The Broncos beat down on SEC East champs No. 16 Georgia and their only loss was to No. 18 TCU by 1 point. Their reward? Stuck in the Las Vegas Bowl playing the hapless Arizona State Sun Devils.
Kansas State played four ranked teams this season and split those games, defeating Baylor and Texas and losing to Oklahoma and Oklahoma State.
Want to know why that game didn’t happen? Greed. The Sugar Bowl committee thought that Michigan and Virginia Tech would draw better than the alternatives. It’s sad when it comes down to putting butts in the seats rather than the integrity of the system. I’m sure the Sugar Bowl was praying that Alabama would drop down to No. 3 for the best possible draw.
It’s been said by nearly every fan of college football but maybe if it’s heard for a billion and one times it will finally sink in: PLAYOFF SYSTEM
I never thought I’d see the Chicago Bears offense get worse than when Rex Grossman was leading it – Boy, was I wrong.

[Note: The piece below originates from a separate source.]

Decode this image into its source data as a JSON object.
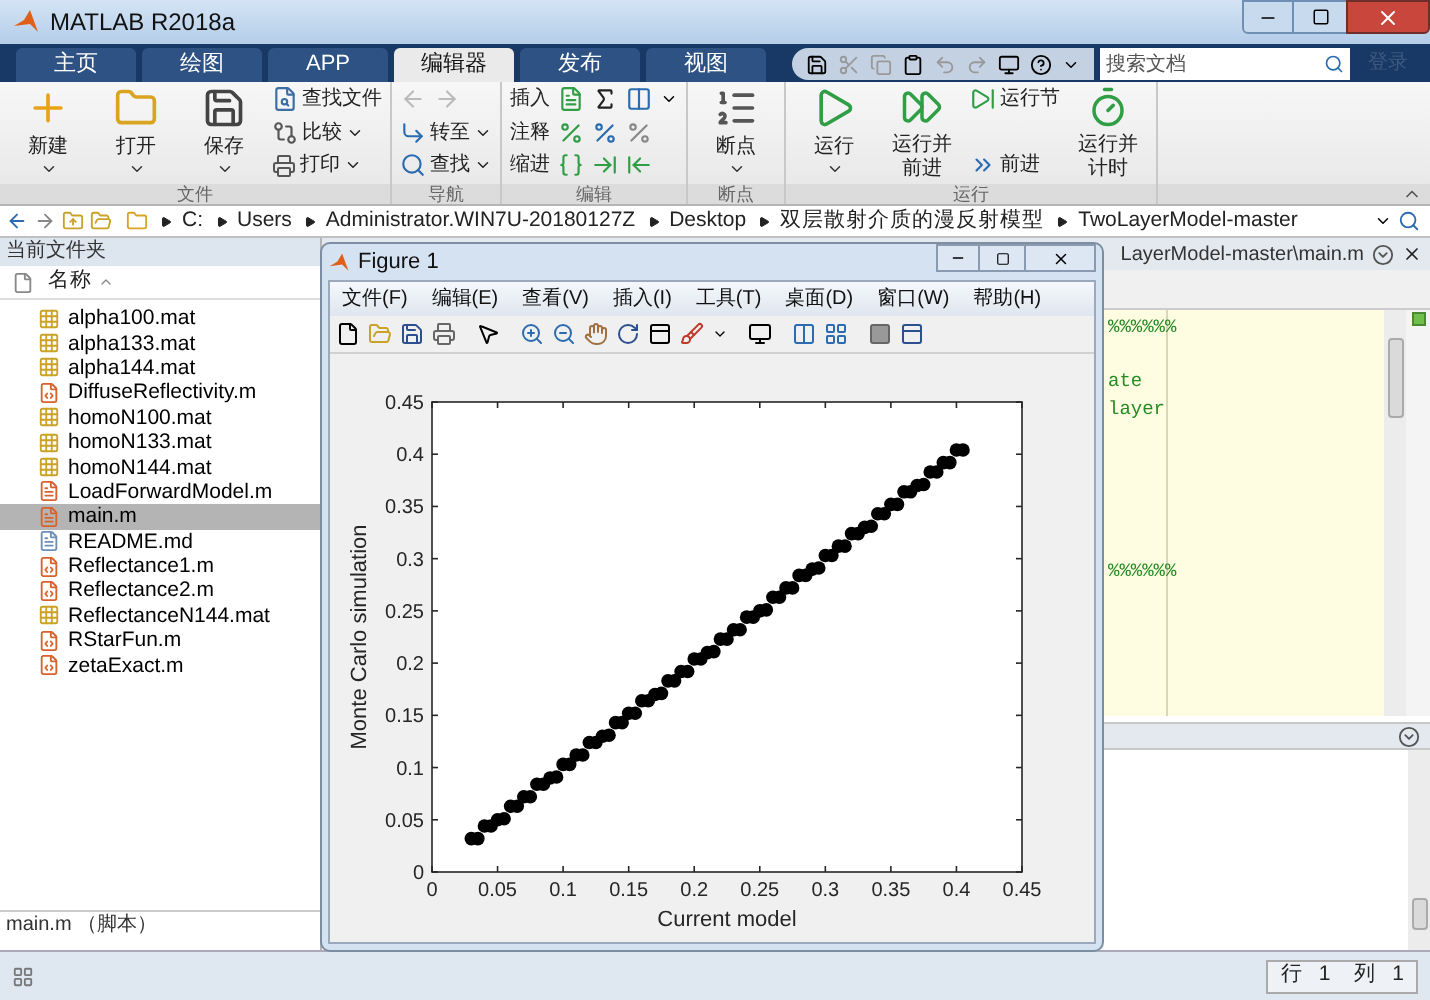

With all apologies to Colorado State alums, Caleb Hanie can’t throw his way through a paper bag, leading the Bears to a 10-3 defeat at the hands of the lowly Kansas City Chiefs.

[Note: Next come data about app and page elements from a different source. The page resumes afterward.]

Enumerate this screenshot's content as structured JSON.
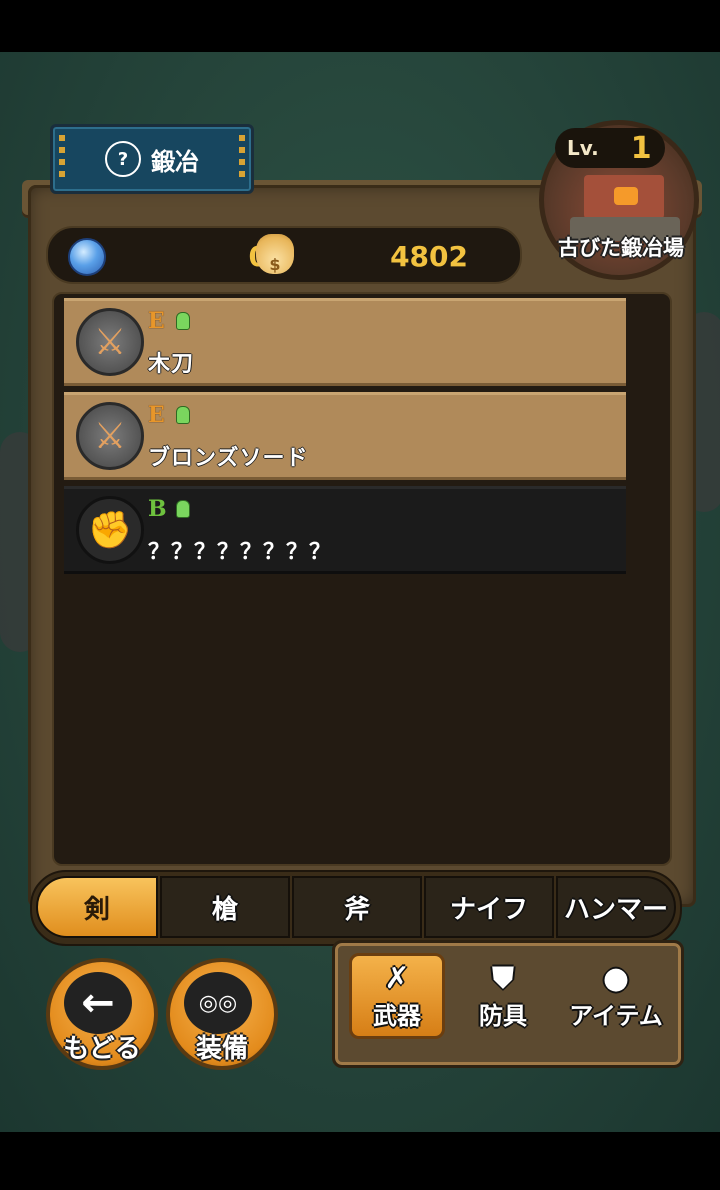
{
  "header": {
    "title": "鍛冶",
    "title_icon": "smith-icon"
  },
  "facility": {
    "level_label": "Lv.",
    "level": "1",
    "name": "古びた鍛冶場"
  },
  "currency": {
    "gems": "0",
    "coins": "4802",
    "bag_glyph": "$"
  },
  "items": [
    {
      "rank": "E",
      "name": "木刀",
      "icon": "wooden-sword-icon",
      "glyph": "⚔"
    },
    {
      "rank": "E",
      "name": "ブロンズソード",
      "icon": "bronze-sword-icon",
      "glyph": "⚔"
    },
    {
      "rank": "B",
      "name": "？？？？？？？？",
      "icon": "locked-weapon-icon",
      "glyph": "✊"
    }
  ],
  "categories": [
    {
      "label": "剣",
      "active": true
    },
    {
      "label": "槍",
      "active": false
    },
    {
      "label": "斧",
      "active": false
    },
    {
      "label": "ナイフ",
      "active": false
    },
    {
      "label": "ハンマー",
      "active": false
    }
  ],
  "buttons": {
    "back_label": "もどる",
    "back_glyph": "←",
    "equip_label": "装備",
    "equip_glyph": "◎◎"
  },
  "types": [
    {
      "label": "武器",
      "glyph": "✗",
      "active": true
    },
    {
      "label": "防具",
      "glyph": "⛊",
      "active": false
    },
    {
      "label": "アイテム",
      "glyph": "●",
      "active": false
    }
  ],
  "colors": {
    "accent": "#f2c240",
    "active_tab": "#e08e1e",
    "rank_e": "#e8962a",
    "rank_b": "#6ec23e"
  }
}
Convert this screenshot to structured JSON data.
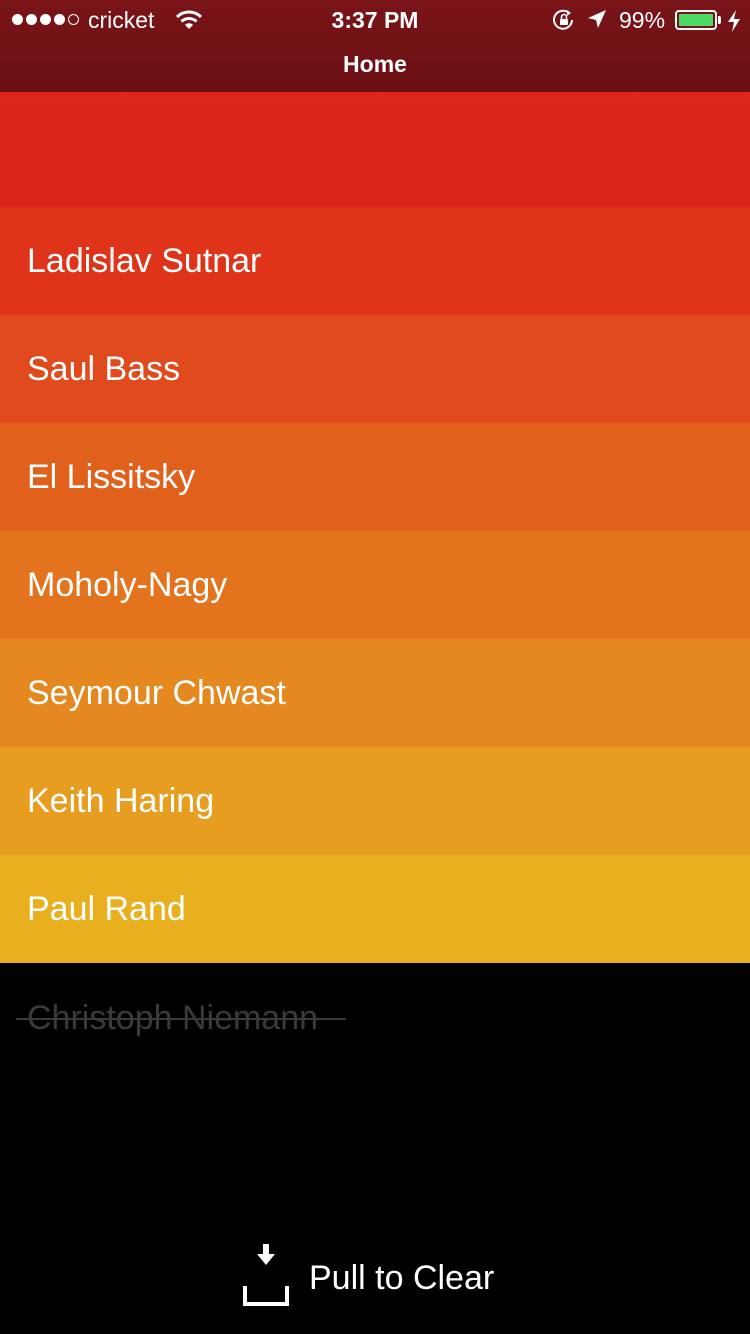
{
  "status_bar": {
    "carrier": "cricket",
    "time": "3:37 PM",
    "battery_percent": "99%",
    "battery_level": 0.99,
    "signal_bars_filled": 4,
    "signal_bars_total": 5
  },
  "header": {
    "title": "Home"
  },
  "list": {
    "new_item_color": "#dc241a",
    "items": [
      {
        "label": "Ladislav Sutnar",
        "color": "#df3419"
      },
      {
        "label": "Saul Bass",
        "color": "#e04a1c"
      },
      {
        "label": "El Lissitsky",
        "color": "#e0601c"
      },
      {
        "label": "Moholy-Nagy",
        "color": "#e3741d"
      },
      {
        "label": "Seymour Chwast",
        "color": "#e5881f"
      },
      {
        "label": "Keith Haring",
        "color": "#e69d20"
      },
      {
        "label": "Paul Rand",
        "color": "#e8b01f"
      }
    ],
    "completed": [
      {
        "label": "Christoph Niemann"
      }
    ]
  },
  "footer": {
    "pull_label": "Pull to Clear",
    "icon": "pull-down-tray-icon"
  },
  "colors": {
    "header_bg": "#6e1115",
    "battery_green": "#4cd964",
    "completed_text": "#3a3a3a",
    "background": "#000000"
  }
}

The defense did their job. The only touchdown came off a bogus “hail mary” that didn’t get knocked down quite enough. I can’t say the same thing about the offense. Without Matt Forte to make it look respectable, the offense looked like a geriatric pirate with two peglegs moving down the field – totalling just 181 total yards and going 0-for-11 on third down conversions.
When Jay Cutler was in, the team was on a roll with a 7-3 record - The playoffs looked inevitable. Now at 7-5, and the rest of the NFC crawling up their backs, it looks like it’s inevitable that they WON’T get a wildcard spot.

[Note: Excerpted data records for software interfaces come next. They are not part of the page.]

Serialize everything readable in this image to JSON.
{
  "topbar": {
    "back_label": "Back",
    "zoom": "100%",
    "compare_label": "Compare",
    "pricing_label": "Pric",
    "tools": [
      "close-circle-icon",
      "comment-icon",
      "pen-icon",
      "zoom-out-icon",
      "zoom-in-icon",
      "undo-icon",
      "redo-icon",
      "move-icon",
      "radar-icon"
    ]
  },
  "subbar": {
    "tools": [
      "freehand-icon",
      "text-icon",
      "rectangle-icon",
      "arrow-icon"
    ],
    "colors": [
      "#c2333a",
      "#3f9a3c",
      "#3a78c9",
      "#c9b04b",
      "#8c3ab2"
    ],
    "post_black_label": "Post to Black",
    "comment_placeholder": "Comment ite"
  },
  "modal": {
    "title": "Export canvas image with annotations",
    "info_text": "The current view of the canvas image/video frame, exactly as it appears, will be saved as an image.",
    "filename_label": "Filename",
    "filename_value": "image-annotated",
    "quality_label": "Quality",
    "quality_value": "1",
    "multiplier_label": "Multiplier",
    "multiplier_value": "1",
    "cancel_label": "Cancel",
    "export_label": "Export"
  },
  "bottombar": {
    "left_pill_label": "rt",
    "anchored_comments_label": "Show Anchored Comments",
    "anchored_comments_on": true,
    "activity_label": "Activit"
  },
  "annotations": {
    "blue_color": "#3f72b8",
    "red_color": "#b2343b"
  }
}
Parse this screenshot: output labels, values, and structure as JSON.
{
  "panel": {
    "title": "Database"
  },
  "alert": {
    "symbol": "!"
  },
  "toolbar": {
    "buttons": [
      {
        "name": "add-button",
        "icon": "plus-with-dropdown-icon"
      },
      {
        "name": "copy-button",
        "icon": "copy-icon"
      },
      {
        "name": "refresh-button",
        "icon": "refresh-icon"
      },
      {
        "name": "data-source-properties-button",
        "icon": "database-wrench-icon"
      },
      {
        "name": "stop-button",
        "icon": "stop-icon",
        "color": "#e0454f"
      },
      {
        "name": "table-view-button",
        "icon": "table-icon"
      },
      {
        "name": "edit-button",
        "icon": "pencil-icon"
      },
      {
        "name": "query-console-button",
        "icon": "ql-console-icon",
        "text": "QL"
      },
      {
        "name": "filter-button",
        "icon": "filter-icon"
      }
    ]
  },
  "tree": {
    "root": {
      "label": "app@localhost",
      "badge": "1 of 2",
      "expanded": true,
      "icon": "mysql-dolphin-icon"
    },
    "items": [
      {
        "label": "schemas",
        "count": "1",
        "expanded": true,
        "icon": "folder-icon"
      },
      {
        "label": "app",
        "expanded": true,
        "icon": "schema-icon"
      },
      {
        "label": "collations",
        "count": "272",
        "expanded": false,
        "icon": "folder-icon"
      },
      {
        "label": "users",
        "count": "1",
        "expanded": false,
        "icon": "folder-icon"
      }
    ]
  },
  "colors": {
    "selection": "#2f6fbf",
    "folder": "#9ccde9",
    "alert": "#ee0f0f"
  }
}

Dear Bears management: At this point, if you want any chance of making the playoffs, it’s time to bring someone else in. I don’t care if it’s Donovan McNabb, Brett Favre or Vinny Testaverde. Just find someone, anyone.
Think the Bears should stick with Hanie or bring someone else in? Let me know what you think in the comments:
For as long as anyone can remember, the Big 10 Conference has been known as “Linebacker U” for the plethora of top-talent linebackers it has produced. I’m not even mentioning the massive offensive lines that reside within the conference (See Wisconsin Badgers).
Enter Urban Meyer as the new head coach at The Ohio State University.
Write it down now: Meyer will change the coaching philosophy in the Big 10 Conference from size to speed.
Hear me out. Meyer is a monster in recruiting and will be able to pull talent from anywhere he wants. Two shiny nation championship rings can do that for you. To compete at first, he must build the Ohio State defense for the typical Big 10 offense a.k.a. pounding the ball. That means he’ll need huge d-lineman but I think the next two “layers” is where he will start to differ. Meyer will look for hybrid linebackers that are decent-sized but have speed. His secondary will be built for pure coverage and speed. As far as offense, look for the same system he built at Florida, as soon as he gets the talent.
There’s a reason for all of this: Someone from the SEC has won the national championship the last 5 years. If it’s LSU-Alabama in the ‘ship this year, make it six. There were three SEC teams in the top three BCS spots last week. To win the big-time games, teams have to start competing with the best conference in the land. The Big 10, or any other conference you pick out of a hat, hasn’t been able to do that thus far.
It’s time for a change. Meyer is capable of forcing everyone in the Big 10 to change their gameplan from the typical ground and pound to keep up. Don’t think he won’t.
Will it be the same Big 10 as usual or will the offenses start shifting to speed? Let me know your thoughts in the comments: